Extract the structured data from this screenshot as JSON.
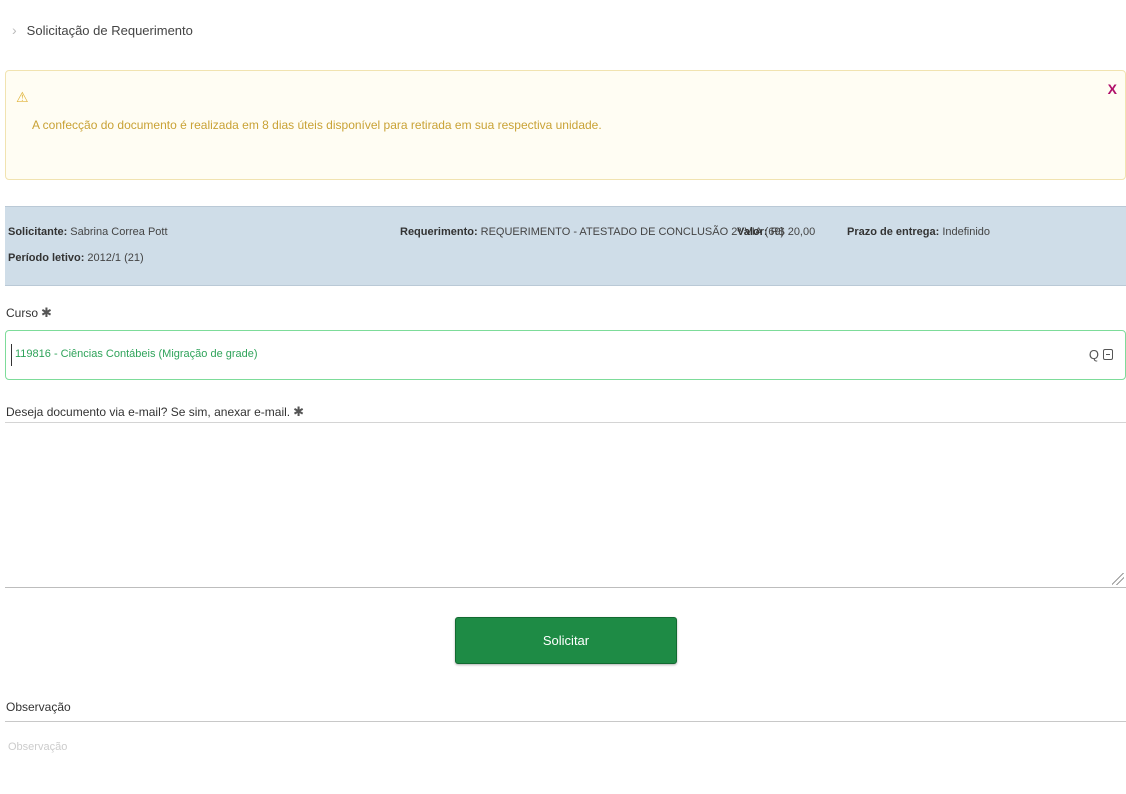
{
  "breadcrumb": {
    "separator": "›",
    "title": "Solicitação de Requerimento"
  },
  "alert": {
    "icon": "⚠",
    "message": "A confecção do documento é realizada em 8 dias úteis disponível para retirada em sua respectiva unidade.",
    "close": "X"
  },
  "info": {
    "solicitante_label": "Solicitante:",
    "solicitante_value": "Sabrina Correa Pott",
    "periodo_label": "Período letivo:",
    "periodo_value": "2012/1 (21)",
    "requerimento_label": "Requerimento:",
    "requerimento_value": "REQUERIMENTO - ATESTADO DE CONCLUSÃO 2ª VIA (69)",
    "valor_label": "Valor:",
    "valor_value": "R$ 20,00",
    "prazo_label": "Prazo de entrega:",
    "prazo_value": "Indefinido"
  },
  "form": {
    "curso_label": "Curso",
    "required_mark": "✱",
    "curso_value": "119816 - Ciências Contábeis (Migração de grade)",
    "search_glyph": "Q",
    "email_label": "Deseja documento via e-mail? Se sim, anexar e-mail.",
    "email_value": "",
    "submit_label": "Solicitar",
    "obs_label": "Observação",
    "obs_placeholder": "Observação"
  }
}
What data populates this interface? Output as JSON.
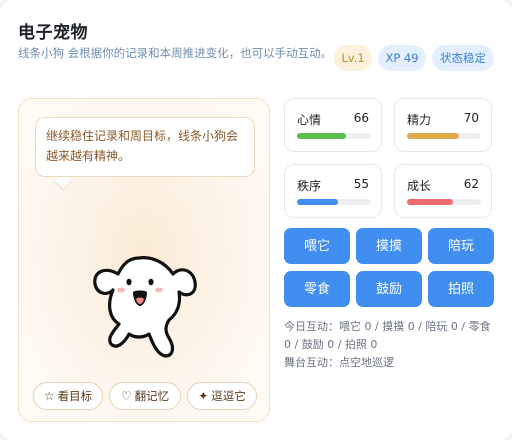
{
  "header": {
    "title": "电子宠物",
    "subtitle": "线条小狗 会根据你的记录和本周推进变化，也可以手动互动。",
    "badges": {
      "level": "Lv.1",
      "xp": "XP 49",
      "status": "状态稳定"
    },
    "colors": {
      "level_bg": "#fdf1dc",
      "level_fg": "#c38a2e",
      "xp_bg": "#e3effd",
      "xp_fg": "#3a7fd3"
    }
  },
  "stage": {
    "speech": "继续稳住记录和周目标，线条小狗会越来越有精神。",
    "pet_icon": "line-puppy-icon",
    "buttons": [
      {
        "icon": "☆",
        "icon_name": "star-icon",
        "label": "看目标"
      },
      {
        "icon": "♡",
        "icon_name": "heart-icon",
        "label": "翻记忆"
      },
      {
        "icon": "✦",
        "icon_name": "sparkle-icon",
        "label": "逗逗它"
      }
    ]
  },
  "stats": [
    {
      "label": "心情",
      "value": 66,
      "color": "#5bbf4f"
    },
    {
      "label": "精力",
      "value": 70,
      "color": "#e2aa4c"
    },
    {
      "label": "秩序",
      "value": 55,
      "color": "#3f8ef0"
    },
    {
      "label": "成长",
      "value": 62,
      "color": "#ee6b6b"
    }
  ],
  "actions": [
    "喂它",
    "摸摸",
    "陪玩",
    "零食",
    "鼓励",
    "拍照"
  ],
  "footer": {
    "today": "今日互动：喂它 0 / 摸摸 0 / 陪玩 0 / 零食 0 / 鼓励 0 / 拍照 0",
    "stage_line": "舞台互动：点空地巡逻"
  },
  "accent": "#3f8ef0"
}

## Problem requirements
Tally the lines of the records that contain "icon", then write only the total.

## Answer section
8